• [Prompt]: What lines of the data below hold the string "Kecamatan"? Copy each one out.

• [Supplied material]:
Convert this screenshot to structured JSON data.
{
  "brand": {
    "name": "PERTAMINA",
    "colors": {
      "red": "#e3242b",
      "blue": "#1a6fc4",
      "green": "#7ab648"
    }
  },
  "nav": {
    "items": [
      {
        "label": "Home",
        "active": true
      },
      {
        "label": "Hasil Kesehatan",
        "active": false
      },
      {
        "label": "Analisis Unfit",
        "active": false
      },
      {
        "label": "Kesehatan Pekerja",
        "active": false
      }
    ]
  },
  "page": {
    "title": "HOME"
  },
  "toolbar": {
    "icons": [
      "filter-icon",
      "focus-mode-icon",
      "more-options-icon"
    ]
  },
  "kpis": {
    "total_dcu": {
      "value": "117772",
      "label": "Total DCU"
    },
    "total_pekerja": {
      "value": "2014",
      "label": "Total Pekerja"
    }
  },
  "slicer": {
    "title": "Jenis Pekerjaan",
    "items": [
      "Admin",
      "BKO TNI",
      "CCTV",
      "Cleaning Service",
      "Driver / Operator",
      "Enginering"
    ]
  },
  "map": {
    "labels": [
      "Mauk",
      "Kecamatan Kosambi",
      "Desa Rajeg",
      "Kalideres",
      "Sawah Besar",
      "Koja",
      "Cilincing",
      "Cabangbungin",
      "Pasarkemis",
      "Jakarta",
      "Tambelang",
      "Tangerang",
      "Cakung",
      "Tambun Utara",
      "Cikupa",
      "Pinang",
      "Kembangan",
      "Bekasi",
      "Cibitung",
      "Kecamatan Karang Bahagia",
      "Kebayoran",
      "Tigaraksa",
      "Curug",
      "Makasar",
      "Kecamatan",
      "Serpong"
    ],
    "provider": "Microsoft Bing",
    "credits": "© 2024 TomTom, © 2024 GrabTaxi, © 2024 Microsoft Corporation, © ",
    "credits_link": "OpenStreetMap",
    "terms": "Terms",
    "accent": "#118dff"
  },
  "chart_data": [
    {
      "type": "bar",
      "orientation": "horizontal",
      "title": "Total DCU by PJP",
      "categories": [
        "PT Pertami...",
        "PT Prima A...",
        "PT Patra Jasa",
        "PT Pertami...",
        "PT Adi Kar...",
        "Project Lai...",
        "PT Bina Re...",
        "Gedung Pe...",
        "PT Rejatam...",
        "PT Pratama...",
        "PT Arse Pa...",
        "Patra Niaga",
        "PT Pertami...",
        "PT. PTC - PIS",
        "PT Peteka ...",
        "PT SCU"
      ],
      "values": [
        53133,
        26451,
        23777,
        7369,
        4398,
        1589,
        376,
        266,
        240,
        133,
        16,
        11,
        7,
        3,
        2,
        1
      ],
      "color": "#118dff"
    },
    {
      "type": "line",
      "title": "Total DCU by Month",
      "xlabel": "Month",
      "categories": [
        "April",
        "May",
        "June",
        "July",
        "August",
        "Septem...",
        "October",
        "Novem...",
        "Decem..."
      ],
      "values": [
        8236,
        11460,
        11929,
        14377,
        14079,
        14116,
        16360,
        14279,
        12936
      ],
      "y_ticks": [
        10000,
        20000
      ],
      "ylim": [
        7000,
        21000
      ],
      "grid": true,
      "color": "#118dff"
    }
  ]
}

• [Solution for this task]:
      "Kecamatan Kosambi",
      "Kecamatan Karang Bahagia",
      "Kecamatan",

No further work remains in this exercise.